● Task brief
When you find the word "this" in a line of the entries, please copy the whole line.

● Source records

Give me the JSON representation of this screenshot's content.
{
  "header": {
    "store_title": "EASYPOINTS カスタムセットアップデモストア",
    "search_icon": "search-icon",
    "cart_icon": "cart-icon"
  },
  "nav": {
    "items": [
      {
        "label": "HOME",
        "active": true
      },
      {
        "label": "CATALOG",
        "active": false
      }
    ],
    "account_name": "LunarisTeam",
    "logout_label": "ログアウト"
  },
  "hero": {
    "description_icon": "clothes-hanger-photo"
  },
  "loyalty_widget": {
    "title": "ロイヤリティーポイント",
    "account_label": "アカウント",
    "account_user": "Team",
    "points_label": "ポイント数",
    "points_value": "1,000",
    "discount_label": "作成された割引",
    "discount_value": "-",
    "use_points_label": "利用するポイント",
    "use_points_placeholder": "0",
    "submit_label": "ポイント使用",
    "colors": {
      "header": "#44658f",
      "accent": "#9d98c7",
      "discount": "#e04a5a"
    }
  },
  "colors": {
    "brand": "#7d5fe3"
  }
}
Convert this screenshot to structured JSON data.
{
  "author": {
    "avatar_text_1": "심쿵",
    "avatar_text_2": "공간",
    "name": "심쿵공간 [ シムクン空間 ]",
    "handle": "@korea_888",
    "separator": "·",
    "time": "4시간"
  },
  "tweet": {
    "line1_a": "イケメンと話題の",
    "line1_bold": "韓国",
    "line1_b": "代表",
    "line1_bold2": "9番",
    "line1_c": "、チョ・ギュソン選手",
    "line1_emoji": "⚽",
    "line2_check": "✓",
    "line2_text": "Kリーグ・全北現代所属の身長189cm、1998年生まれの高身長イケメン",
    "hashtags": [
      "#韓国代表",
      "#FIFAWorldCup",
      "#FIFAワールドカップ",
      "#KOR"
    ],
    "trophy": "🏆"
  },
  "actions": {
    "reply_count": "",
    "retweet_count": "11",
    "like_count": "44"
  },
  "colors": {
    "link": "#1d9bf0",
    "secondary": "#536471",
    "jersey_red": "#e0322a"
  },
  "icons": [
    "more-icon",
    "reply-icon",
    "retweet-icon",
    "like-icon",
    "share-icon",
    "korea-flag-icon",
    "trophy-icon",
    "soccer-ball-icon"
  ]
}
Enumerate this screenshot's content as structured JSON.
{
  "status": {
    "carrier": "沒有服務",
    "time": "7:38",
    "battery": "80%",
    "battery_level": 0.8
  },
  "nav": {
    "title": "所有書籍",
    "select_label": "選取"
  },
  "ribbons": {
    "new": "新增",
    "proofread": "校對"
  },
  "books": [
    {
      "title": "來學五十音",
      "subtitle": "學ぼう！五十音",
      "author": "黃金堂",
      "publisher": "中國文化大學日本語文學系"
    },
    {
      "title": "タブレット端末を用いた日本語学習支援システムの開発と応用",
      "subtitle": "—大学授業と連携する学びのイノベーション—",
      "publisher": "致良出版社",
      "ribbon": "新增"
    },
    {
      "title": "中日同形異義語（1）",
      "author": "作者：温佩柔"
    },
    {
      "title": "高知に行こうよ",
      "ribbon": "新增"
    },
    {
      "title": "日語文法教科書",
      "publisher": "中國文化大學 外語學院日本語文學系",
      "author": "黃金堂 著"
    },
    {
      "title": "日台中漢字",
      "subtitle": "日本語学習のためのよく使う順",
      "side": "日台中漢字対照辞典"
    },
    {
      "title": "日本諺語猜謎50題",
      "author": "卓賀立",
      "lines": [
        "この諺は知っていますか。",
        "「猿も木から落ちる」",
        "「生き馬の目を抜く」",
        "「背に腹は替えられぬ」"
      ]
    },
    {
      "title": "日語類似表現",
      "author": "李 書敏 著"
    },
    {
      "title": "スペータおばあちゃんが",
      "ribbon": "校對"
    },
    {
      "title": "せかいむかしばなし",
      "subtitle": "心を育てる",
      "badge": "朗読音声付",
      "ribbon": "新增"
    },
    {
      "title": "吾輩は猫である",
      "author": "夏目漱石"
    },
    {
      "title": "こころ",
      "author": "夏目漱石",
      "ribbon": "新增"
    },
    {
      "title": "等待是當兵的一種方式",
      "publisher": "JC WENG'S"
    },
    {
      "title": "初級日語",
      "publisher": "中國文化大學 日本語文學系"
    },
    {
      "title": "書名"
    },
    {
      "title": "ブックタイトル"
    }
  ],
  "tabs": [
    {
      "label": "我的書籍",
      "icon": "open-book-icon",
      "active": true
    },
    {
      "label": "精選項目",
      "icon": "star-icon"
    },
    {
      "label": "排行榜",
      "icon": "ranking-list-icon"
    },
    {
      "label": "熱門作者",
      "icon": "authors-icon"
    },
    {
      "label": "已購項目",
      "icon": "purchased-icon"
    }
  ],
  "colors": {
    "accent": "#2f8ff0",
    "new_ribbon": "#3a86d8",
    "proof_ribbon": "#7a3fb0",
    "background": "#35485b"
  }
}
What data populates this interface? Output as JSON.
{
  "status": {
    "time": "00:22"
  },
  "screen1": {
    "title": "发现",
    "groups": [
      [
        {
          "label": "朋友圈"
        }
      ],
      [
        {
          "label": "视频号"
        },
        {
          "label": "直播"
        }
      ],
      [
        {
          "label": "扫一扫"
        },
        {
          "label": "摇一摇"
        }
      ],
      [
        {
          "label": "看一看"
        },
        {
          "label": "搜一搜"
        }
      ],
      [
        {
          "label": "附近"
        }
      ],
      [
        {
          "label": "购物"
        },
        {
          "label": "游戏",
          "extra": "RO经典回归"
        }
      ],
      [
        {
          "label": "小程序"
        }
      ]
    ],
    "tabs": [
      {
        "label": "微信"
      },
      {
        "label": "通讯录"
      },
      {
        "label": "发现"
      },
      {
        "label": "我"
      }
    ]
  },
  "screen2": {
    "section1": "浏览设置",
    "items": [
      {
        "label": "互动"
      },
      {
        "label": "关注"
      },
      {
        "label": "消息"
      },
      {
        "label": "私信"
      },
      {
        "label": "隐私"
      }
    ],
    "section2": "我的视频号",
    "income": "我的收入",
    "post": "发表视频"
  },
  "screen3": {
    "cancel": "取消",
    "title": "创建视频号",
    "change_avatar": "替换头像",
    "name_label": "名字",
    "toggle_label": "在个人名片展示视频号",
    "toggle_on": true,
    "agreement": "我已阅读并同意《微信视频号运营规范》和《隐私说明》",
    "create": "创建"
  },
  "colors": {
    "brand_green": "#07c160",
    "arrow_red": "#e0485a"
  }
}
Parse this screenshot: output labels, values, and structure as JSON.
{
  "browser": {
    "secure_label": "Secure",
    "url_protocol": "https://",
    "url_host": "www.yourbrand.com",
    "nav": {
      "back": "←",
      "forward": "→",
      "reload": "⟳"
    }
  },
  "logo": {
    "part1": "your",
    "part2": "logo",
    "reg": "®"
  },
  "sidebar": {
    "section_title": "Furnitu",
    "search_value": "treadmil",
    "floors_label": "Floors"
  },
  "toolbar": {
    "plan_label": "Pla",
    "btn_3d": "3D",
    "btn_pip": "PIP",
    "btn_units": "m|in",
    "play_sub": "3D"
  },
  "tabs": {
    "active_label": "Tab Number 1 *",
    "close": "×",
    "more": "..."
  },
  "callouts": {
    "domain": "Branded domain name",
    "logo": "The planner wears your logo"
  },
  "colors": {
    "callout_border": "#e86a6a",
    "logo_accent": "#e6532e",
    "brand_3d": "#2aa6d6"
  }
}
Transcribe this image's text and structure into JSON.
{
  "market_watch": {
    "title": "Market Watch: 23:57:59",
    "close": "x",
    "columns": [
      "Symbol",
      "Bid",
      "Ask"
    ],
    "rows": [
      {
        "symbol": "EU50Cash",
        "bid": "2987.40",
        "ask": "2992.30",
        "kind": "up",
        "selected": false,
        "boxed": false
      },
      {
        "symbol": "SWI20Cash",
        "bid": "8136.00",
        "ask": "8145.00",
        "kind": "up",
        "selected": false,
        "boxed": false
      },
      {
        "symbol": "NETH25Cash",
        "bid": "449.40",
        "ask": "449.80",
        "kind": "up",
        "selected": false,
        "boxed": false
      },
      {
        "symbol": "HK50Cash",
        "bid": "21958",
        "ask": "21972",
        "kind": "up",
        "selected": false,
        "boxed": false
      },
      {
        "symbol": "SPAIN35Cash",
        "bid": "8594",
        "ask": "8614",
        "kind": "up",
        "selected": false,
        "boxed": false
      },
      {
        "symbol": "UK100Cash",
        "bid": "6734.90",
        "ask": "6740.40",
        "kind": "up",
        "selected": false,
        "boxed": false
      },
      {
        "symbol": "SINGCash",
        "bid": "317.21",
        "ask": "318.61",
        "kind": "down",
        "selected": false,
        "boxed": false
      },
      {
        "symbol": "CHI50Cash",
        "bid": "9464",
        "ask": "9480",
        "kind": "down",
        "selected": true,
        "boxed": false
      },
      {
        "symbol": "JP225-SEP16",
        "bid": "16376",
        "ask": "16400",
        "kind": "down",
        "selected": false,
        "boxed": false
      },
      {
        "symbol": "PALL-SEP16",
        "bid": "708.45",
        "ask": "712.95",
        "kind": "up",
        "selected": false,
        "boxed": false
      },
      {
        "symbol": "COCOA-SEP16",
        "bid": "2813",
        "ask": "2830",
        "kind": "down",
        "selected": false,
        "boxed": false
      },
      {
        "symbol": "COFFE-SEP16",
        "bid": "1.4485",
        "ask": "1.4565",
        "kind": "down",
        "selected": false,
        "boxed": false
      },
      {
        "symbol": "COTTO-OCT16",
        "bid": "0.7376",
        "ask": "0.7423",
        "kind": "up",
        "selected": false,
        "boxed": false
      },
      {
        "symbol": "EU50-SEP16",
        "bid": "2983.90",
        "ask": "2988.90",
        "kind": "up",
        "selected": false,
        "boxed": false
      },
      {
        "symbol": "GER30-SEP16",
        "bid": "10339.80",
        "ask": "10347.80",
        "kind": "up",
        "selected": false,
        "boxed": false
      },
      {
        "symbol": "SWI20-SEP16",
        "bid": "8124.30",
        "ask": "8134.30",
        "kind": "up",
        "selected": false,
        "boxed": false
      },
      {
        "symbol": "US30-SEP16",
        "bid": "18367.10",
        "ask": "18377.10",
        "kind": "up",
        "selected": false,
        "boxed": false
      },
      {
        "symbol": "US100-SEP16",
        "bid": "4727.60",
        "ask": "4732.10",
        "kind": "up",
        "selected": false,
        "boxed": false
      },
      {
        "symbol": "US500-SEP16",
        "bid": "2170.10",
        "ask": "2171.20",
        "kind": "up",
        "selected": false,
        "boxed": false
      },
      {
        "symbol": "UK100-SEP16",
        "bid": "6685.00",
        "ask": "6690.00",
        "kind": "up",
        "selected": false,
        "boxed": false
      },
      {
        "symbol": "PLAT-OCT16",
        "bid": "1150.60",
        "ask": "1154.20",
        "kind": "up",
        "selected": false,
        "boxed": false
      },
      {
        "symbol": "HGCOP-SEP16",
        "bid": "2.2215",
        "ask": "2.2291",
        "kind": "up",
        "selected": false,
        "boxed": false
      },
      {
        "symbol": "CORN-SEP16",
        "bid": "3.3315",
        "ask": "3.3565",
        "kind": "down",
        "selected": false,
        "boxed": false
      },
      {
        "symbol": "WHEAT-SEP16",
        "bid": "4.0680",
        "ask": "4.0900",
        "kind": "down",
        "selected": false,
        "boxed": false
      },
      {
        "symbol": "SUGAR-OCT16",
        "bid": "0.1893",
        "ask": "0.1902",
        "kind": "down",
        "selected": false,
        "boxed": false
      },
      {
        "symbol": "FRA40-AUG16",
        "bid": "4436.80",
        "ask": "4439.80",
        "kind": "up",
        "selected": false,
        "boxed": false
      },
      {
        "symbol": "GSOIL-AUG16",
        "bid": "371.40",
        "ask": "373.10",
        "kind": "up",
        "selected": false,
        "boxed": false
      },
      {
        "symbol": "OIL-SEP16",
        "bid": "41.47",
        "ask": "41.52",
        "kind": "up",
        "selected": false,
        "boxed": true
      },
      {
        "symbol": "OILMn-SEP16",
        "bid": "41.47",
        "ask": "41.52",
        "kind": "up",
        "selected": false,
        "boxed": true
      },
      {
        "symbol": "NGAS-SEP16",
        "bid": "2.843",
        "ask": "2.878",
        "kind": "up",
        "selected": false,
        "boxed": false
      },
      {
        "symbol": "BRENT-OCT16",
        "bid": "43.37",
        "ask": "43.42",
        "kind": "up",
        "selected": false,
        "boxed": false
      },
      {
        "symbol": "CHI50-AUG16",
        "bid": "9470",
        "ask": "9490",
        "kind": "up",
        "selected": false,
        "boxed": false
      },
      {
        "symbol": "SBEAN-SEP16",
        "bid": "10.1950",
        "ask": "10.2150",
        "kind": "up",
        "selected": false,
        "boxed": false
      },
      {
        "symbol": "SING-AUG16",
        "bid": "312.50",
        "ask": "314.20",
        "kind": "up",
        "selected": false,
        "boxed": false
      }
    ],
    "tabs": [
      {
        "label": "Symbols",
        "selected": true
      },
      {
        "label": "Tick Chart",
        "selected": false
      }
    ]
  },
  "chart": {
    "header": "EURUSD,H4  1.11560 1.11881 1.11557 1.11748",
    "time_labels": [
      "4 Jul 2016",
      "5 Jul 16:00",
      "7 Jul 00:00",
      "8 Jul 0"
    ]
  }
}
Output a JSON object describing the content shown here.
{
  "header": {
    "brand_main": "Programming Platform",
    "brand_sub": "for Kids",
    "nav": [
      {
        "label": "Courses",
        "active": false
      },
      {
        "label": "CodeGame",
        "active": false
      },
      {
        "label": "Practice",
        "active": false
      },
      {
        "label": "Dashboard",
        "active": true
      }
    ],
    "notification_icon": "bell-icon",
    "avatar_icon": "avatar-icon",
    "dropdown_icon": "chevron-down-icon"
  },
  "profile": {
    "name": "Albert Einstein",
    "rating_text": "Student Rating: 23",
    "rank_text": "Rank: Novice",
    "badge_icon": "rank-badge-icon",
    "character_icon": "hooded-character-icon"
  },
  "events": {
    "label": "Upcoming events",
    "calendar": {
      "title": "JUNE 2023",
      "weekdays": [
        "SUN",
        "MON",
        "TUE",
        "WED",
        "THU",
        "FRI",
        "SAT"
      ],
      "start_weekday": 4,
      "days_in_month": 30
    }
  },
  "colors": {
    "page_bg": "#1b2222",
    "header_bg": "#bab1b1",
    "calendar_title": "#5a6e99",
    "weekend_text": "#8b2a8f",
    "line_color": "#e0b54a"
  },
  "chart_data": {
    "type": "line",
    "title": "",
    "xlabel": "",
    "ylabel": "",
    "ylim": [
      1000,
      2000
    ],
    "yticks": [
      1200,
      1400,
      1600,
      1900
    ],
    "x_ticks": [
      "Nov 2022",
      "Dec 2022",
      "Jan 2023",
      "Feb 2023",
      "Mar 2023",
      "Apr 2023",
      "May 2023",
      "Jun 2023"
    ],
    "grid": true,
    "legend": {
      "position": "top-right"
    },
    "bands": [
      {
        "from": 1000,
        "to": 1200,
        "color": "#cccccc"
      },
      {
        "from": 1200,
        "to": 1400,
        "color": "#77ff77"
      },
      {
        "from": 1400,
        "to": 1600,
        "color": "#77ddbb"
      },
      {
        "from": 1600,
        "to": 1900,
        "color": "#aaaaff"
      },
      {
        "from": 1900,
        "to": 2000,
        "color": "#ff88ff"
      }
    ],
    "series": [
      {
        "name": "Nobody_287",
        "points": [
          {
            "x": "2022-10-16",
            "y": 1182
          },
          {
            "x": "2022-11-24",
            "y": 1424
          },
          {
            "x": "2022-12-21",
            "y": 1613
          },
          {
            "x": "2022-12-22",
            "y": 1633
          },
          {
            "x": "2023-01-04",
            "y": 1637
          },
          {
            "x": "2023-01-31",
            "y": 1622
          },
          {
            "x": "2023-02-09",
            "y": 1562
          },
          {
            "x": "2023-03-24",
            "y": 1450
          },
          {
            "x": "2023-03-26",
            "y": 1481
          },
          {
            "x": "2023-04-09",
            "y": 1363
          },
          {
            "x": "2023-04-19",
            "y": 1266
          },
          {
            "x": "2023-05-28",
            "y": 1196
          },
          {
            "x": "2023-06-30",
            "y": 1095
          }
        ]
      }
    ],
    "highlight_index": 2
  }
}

● Exercise result
Give me the JSON representation of this screenshot's content.
Convert this screenshot to structured JSON data.
Enumerate this screenshot's content as structured JSON.
What data populates this interface? Output as JSON.
Parse this screenshot: output labels, values, and structure as JSON.
Transcribe this image's text and structure into JSON.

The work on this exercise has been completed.